(Records from a dataset)
------------------------------------
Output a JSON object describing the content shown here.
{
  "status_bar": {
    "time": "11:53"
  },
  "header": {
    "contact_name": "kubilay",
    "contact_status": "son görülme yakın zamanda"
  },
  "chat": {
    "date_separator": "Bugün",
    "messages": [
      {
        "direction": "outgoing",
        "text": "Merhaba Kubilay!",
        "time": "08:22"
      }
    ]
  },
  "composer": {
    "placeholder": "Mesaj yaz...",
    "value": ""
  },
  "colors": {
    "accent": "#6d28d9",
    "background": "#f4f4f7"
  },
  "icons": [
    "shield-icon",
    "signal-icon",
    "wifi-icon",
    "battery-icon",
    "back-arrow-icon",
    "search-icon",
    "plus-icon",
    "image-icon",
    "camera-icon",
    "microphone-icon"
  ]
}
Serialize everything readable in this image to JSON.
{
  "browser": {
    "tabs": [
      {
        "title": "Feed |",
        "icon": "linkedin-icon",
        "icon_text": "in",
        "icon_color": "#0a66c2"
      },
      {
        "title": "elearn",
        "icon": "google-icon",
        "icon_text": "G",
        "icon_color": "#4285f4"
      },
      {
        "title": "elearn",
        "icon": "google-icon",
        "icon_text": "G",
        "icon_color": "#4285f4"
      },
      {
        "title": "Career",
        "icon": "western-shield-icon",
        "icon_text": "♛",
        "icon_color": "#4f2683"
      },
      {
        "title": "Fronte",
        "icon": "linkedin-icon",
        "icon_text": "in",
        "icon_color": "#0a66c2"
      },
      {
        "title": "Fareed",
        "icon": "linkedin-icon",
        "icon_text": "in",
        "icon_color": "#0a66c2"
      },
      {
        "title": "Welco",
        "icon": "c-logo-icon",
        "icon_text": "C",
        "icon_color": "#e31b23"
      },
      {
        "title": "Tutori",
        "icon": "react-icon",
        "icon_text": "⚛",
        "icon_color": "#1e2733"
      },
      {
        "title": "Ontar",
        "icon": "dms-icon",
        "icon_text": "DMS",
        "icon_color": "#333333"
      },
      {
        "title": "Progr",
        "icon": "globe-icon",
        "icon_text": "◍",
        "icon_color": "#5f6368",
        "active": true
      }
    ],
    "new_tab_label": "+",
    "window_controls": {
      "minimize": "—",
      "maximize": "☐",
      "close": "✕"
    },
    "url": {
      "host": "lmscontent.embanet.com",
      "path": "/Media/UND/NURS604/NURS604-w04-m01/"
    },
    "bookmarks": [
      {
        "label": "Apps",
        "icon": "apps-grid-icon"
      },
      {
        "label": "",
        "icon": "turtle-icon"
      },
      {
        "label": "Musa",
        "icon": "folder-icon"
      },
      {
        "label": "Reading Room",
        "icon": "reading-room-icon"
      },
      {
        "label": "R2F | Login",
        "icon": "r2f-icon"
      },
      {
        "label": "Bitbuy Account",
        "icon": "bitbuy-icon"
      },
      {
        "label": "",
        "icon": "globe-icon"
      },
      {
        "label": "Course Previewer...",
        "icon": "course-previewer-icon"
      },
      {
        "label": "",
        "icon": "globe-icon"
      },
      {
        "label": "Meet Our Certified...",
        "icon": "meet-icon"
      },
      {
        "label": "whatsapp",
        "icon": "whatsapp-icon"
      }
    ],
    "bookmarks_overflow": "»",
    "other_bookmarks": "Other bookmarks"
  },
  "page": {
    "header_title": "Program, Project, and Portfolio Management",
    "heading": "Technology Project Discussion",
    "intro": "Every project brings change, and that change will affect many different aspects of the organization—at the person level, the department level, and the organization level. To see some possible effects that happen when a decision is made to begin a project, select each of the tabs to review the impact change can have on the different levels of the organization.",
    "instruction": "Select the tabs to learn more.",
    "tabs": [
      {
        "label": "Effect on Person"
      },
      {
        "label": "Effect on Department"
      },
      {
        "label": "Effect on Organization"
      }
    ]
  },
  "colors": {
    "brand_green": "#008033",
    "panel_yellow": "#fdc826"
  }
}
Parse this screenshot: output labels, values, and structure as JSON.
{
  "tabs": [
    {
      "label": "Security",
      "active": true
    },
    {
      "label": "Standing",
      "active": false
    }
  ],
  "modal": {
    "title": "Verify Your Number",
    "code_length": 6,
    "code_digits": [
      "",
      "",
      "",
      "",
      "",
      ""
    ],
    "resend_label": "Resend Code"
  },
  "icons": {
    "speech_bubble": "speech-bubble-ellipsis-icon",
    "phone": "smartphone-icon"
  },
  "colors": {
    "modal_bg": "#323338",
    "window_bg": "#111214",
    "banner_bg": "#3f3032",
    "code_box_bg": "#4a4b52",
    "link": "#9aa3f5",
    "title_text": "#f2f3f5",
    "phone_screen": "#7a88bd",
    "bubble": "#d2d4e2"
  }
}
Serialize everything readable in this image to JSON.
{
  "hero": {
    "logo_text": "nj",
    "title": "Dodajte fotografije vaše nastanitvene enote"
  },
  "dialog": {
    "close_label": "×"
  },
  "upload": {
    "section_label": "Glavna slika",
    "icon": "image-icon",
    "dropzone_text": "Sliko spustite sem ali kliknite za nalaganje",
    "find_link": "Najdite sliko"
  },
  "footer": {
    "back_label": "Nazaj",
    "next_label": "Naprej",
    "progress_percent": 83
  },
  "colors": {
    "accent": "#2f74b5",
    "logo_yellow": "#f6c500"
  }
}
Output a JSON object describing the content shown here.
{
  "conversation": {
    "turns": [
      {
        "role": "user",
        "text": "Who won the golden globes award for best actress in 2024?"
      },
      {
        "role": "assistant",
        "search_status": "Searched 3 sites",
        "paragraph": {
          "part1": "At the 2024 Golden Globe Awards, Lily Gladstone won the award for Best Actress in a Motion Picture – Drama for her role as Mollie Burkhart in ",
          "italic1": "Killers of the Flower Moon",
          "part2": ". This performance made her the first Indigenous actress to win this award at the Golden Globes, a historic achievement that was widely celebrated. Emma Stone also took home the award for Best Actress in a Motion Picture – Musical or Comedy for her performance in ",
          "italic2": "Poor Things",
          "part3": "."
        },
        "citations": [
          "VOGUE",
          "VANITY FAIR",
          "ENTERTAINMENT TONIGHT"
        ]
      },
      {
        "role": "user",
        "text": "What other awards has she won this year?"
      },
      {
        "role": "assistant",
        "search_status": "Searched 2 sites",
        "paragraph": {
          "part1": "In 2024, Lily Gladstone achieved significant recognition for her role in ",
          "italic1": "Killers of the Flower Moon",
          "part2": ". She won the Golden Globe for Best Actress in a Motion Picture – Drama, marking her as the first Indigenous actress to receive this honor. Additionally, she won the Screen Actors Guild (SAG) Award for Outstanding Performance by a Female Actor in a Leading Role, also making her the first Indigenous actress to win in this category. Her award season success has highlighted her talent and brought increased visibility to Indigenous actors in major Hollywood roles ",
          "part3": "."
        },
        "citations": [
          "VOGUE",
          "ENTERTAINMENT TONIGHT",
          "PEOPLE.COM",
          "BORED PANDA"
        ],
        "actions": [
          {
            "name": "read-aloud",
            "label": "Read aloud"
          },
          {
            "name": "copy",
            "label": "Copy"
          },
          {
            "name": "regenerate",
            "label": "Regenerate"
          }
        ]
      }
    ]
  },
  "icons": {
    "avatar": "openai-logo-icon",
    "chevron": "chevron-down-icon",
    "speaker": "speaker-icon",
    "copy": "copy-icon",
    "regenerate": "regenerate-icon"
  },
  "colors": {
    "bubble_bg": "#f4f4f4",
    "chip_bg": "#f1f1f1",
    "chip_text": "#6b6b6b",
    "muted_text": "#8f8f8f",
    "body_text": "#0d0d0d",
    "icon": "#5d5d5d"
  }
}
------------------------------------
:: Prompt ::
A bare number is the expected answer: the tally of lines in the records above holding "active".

:: Result of the exercise ::
3